__Problem to work on__
I need each line of the entries below that includes the string "boats".

__Supplied records__
⁂

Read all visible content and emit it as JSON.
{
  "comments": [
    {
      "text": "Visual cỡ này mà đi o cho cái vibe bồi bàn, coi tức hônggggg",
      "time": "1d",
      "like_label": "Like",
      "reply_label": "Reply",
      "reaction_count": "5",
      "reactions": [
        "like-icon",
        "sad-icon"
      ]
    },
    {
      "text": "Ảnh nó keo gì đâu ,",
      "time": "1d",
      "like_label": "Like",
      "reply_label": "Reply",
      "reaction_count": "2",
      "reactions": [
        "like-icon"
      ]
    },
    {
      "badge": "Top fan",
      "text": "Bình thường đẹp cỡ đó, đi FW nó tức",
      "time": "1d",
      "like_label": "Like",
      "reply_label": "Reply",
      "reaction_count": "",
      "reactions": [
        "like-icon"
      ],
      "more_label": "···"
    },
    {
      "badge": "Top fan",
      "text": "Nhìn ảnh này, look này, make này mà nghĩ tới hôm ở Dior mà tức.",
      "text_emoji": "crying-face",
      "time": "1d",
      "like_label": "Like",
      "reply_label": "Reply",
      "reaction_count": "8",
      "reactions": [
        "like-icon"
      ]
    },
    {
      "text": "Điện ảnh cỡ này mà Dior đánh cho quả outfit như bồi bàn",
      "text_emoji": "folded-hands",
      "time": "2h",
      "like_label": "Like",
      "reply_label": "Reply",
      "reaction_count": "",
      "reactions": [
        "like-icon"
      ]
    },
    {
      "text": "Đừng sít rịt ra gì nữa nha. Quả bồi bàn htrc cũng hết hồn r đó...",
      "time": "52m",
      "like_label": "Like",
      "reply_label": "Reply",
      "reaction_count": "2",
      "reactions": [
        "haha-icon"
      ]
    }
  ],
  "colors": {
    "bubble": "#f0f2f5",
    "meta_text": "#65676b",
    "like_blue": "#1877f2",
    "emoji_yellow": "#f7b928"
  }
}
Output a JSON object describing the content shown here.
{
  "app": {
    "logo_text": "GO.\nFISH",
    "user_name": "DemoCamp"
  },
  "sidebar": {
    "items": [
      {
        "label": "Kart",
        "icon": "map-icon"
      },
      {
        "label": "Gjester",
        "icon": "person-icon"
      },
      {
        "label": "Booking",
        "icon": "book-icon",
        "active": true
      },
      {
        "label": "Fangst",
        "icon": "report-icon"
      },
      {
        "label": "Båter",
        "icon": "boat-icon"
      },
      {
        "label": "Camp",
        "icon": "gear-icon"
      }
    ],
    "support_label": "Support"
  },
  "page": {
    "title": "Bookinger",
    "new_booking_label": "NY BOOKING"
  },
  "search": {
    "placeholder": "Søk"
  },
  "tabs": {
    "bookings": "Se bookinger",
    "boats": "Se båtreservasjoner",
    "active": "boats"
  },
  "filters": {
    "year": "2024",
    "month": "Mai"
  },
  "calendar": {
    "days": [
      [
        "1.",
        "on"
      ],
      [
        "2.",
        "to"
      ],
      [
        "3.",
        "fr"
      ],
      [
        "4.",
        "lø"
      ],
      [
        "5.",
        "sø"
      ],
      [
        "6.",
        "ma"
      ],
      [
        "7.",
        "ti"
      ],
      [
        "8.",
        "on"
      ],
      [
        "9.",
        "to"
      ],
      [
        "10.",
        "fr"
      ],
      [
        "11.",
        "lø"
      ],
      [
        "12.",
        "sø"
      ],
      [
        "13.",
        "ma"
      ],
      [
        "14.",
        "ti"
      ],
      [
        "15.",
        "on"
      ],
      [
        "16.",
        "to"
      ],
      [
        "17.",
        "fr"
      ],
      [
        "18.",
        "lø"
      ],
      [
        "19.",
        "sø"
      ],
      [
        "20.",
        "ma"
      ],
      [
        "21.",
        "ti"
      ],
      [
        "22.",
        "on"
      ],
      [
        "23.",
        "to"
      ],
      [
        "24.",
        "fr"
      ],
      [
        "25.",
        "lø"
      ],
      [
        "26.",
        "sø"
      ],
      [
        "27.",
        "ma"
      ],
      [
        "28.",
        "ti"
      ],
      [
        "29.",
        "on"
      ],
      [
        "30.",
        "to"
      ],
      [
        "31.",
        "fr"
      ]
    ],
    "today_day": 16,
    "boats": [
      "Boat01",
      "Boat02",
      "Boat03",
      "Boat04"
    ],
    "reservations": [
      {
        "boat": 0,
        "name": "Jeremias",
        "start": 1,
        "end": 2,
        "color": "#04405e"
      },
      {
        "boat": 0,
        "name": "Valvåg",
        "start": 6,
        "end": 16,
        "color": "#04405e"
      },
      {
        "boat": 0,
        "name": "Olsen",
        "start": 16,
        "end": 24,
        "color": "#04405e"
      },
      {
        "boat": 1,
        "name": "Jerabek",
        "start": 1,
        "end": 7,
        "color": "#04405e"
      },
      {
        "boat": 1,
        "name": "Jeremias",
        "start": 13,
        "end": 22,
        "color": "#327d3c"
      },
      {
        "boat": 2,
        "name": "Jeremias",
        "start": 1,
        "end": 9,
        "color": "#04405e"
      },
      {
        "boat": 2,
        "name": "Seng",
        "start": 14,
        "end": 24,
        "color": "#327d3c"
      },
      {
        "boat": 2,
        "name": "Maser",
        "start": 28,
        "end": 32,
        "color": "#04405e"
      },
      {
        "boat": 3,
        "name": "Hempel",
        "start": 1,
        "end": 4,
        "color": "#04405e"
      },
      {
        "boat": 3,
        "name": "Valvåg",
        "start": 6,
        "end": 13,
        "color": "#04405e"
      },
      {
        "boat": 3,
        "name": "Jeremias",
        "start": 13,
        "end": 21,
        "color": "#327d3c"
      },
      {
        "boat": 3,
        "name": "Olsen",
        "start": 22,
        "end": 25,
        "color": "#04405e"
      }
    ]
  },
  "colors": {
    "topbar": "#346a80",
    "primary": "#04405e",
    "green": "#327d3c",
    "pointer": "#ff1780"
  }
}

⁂

__Exercise result__
    "boats": "Se båtreservasjoner",
    "active": "boats"
    "boats": [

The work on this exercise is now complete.